I only relate this incident to illustrate Lincoln
's far seeing capacity; it serves to show how over cautious he seemed to be with regard to how his record might look in the future.
I venture the assertion that he was the only member of the bar in Springfield
who would have taken such a conscientious view of the matter.
One phase of Lincoln
's character, almost lost sight of in the commonly accepted belief in his humility and kindly feeling under all circumstances, was his righteous indignation when aroused.
In such cases he was the most fearless man I ever knew.
I remember a murder case in which we appeared for the defense, and during the trial of which the judge — a man of ability far inferior to Lincoln

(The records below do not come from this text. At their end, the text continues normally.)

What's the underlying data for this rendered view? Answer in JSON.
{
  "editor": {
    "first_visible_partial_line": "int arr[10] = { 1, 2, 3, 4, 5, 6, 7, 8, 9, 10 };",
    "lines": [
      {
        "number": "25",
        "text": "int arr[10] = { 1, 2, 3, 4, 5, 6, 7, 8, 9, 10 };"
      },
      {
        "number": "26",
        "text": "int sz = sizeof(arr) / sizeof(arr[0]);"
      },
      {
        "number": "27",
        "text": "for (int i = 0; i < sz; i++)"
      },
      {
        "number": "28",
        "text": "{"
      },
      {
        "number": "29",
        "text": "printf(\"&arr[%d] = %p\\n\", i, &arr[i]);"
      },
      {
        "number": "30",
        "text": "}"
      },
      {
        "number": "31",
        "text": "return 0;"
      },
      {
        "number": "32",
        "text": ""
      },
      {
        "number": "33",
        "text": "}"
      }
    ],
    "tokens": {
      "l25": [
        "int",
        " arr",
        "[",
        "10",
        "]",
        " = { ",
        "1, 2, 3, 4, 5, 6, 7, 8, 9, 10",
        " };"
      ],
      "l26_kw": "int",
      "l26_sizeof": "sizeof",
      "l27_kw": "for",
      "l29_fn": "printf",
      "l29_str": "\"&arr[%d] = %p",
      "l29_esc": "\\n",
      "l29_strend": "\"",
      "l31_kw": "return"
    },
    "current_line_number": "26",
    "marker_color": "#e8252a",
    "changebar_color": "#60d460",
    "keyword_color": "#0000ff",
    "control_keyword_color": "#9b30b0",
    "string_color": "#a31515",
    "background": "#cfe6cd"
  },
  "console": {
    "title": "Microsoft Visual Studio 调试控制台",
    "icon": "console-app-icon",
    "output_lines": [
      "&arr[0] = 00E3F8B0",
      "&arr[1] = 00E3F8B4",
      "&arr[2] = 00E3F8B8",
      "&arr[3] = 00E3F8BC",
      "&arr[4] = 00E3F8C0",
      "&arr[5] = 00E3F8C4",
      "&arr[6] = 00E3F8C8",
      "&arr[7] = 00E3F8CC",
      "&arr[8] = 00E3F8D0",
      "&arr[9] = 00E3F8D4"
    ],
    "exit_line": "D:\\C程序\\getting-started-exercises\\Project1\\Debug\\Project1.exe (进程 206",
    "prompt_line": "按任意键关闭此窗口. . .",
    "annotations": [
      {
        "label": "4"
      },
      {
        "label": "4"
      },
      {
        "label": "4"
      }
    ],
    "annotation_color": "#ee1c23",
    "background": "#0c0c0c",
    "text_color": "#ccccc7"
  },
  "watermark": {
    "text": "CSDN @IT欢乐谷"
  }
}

's — kept ruling against us. Finally, a very material question, in fact one around which the entire case seemed to revolve, came up, and again the Court

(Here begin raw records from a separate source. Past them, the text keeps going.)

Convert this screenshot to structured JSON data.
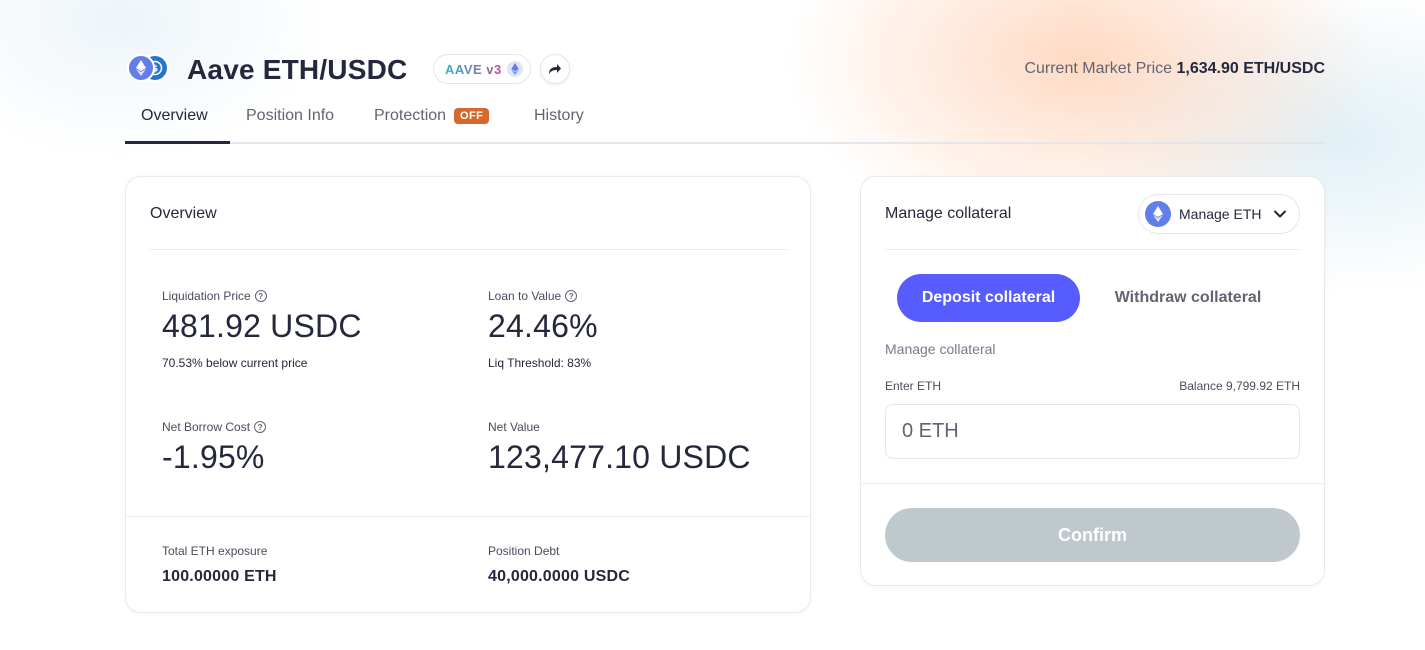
{
  "header": {
    "title": "Aave ETH/USDC",
    "protocol_badge": "AAVE v3",
    "market_price_label": "Current Market Price",
    "market_price_value": "1,634.90 ETH/USDC"
  },
  "tabs": [
    {
      "label": "Overview",
      "active": true
    },
    {
      "label": "Position Info",
      "active": false
    },
    {
      "label": "Protection",
      "active": false,
      "badge": "OFF"
    },
    {
      "label": "History",
      "active": false
    }
  ],
  "overview": {
    "title": "Overview",
    "liquidation_price": {
      "label": "Liquidation Price",
      "value": "481.92 USDC",
      "sub": "70.53% below current price"
    },
    "loan_to_value": {
      "label": "Loan to Value",
      "value": "24.46%",
      "sub": "Liq Threshold: 83%"
    },
    "net_borrow_cost": {
      "label": "Net Borrow Cost",
      "value": "-1.95%"
    },
    "net_value": {
      "label": "Net Value",
      "value": "123,477.10 USDC"
    },
    "total_exposure": {
      "label": "Total ETH exposure",
      "value": "100.00000 ETH"
    },
    "position_debt": {
      "label": "Position Debt",
      "value": "40,000.0000 USDC"
    }
  },
  "manage": {
    "title": "Manage collateral",
    "select_label": "Manage ETH",
    "deposit_label": "Deposit collateral",
    "withdraw_label": "Withdraw collateral",
    "subtitle": "Manage collateral",
    "input_label": "Enter ETH",
    "balance": "Balance 9,799.92 ETH",
    "input_placeholder": "0 ETH",
    "confirm_label": "Confirm"
  },
  "colors": {
    "accent": "#575cfe",
    "off_badge": "#d7682d",
    "confirm_disabled": "#bec8cd",
    "eth": "#627eea",
    "usdc": "#2775ca"
  },
  "icons": [
    "eth-icon",
    "usdc-icon",
    "share-icon",
    "help-icon",
    "chevron-down-icon"
  ]
}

The prosecution was jubilant, and Lincoln
, seeing defeat certain unless he recovered his ground, grew very despondent.
The notion crept into his head that the Court
's rulings, which were absurd and almost spiteful, were aimed at him, and this angered him beyond reason.
He told me of his feelings at dinner, and said: “I have determined to crowd the Court
to the wall and regain my position before night.”
From that time forward it was interesting to watch him. At the reassembling of court he arose to read a few authorities in support of his position.
In his comments he kept within the bounds of propriety just far enough to avoid a reprimand for contempt of court.